2 Thessalonians 3:10 For even when we were with you, this we commanded you, that if any would not work, neither should he eat.
In general, it’s good to work and not be lazy. In practice, there are some good reasons to change the way we think about work, and we need to realise that the idea of a job for everyone is no longer necessary, or indeed even possible.
Best Bible verse
And now I’d like to come to one of my favourite Bible verses.
1 Thessalonians 5:21 Prove all things; hold fast that which is good.
The sense of prove here is to try. Try all the ideas out without fear, and if something is good — by which I would mean ‘verified by evidence’ — then hold onto it.

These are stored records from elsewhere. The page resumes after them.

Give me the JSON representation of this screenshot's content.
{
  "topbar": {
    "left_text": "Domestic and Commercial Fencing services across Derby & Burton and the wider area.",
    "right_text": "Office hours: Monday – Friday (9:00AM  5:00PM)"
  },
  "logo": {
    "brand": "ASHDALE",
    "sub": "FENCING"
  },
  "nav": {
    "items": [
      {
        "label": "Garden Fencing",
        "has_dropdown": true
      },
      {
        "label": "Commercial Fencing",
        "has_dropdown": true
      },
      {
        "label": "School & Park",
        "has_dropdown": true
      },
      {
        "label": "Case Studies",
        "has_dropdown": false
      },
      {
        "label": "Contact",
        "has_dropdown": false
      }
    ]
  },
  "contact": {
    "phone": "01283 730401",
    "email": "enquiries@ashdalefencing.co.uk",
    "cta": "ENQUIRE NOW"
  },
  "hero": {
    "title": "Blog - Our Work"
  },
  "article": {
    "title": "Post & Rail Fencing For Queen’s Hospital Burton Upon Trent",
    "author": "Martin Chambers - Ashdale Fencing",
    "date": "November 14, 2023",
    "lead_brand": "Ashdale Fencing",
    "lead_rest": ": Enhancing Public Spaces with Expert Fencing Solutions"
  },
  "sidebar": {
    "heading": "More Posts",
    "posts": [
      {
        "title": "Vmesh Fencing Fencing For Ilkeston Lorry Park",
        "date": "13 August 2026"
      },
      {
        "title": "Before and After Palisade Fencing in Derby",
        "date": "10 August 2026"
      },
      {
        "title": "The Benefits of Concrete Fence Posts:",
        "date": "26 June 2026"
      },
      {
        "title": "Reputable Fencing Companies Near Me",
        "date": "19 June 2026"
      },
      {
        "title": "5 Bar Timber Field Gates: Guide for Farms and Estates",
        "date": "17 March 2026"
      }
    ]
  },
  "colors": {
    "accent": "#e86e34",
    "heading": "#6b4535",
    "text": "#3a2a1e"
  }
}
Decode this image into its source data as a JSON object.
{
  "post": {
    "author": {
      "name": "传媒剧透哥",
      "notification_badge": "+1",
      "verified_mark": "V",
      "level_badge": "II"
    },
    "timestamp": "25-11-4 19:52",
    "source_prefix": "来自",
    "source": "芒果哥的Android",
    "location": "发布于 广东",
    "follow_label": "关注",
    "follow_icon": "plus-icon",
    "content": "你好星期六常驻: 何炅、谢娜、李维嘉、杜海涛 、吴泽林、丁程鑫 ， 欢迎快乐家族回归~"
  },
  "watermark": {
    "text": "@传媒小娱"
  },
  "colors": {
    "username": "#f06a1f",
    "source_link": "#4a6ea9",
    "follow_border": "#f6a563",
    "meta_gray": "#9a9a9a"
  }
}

It was a major turning point for me when I realised that, if there were a god, and it were the god of truth, then he wouldn’t be concerned with me simply defending my preconceived ideas. He’d want me to know what was true and well-supported by evidence. I wouldn’t have to be afraid of running across some factual information that destroyed my belief. If a fact destroyed my belief, then that belief ought to be destroyed. I held to this thought by J. Reuben Clark:
Well, that was the beginning of the end for the church. Having lost the desire to defend the church, and having gained the desire to see it for what it was, I soon saw it for what it was: a vacuous, counterfactual system that lied to people and billed them for the pleasure. It damaged those who believed in it most.
No wonder the view of Boyd K. Packer came to prevail:
I’d like to encourage readers to learn about our world by fearless inquiry. Examine ideas ruthlessly, and keep the good ones. That’s a pretty compact summary of the scientific method.